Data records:
·····

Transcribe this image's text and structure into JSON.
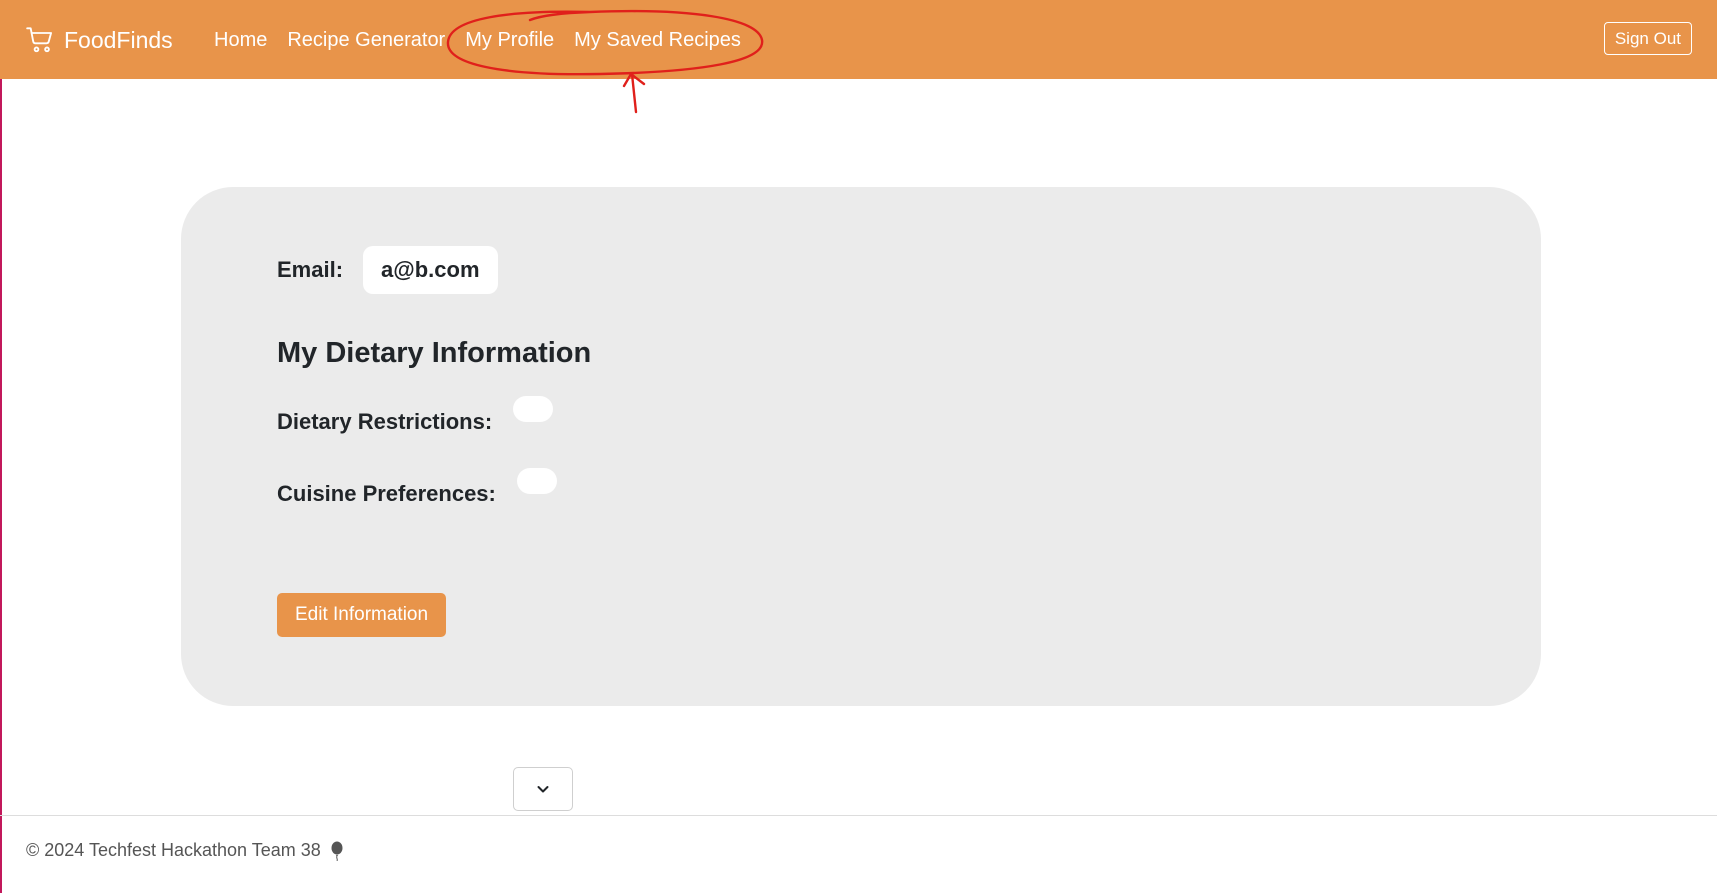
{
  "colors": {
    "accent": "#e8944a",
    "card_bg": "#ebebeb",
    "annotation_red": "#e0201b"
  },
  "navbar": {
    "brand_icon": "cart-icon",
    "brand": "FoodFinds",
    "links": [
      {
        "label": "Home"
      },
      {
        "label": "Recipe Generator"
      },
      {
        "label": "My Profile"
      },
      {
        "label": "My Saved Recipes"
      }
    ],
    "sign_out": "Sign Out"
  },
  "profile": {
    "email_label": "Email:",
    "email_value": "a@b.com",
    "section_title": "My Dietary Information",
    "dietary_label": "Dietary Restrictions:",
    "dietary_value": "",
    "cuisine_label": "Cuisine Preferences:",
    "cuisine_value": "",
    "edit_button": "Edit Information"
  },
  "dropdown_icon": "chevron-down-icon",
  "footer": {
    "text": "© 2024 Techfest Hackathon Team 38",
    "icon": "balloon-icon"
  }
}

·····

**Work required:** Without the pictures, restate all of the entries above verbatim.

**Expected answer:**
Transcribe this image's text and structure into JSON.
{
  "colors": {
    "accent": "#e8944a",
    "card_bg": "#ebebeb",
    "annotation_red": "#e0201b"
  },
  "navbar": {
    "brand_icon": "cart-icon",
    "brand": "FoodFinds",
    "links": [
      {
        "label": "Home"
      },
      {
        "label": "Recipe Generator"
      },
      {
        "label": "My Profile"
      },
      {
        "label": "My Saved Recipes"
      }
    ],
    "sign_out": "Sign Out"
  },
  "profile": {
    "email_label": "Email:",
    "email_value": "a@b.com",
    "section_title": "My Dietary Information",
    "dietary_label": "Dietary Restrictions:",
    "dietary_value": "",
    "cuisine_label": "Cuisine Preferences:",
    "cuisine_value": "",
    "edit_button": "Edit Information"
  },
  "dropdown_icon": "chevron-down-icon",
  "footer": {
    "text": "© 2024 Techfest Hackathon Team 38",
    "icon": "balloon-icon"
  }
}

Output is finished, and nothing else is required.